Federal Disaster Policies after Terrorists Strike: Issues and Options for Congress [June 24, 2002] [open pdf - 477KB]

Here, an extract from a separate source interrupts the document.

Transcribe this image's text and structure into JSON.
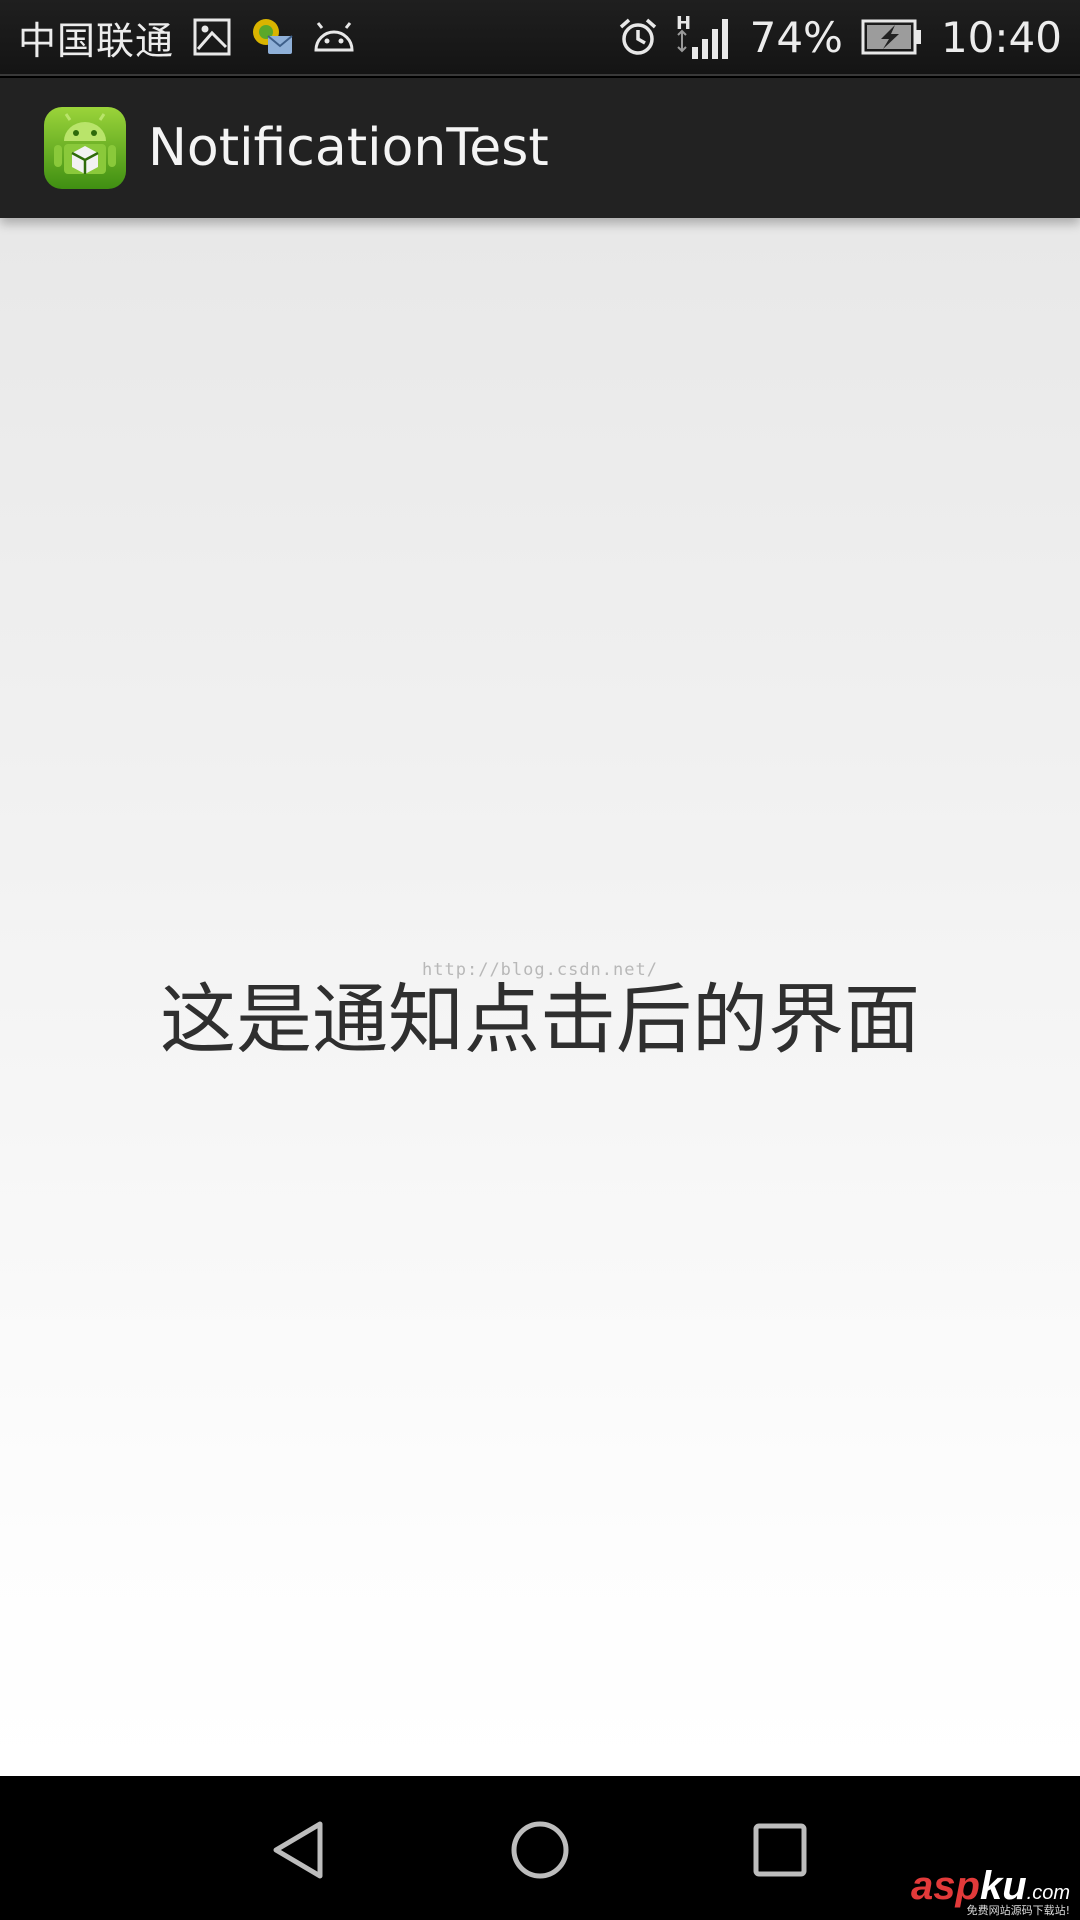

How will the federal government respond to the short- and long-term needs of terror-stricken communities? As a result of the terrorist attacks of 2001, a plethora of legislation has been enacted and continues to be considered by the 107th Congress to address homeland security and emergency management issues. Much of the debate in and out of Congress focuses on legislation that addresses policies and practices intended to prevent future attacks. Congress is also considering other policy issues, including those that would be implicated should another attack occur, despite the best prevention and deterrence efforts. This report, prepared at congressional request, is intended to assist Congress as it considers options for consequence management legislation. The report collects and examines information on federal policies that would be implemented in the event that other terrorist attacks occur. It then asks about each of these policies: Based on experiences gained thus far, should Congress consider changes in federal consequence management policies to address the effects of possible future attacks? For the most part, this report concentrates on the impact of the airliner attacks in New York City because the consequences of those attacks in a major urban center raise complex issues of response and recovery that were not as evident in Pennsylvania, Virginia, and the District of Columbia after the other airline crashes and the anthrax mailings.
CRS Report for Congress, RL31464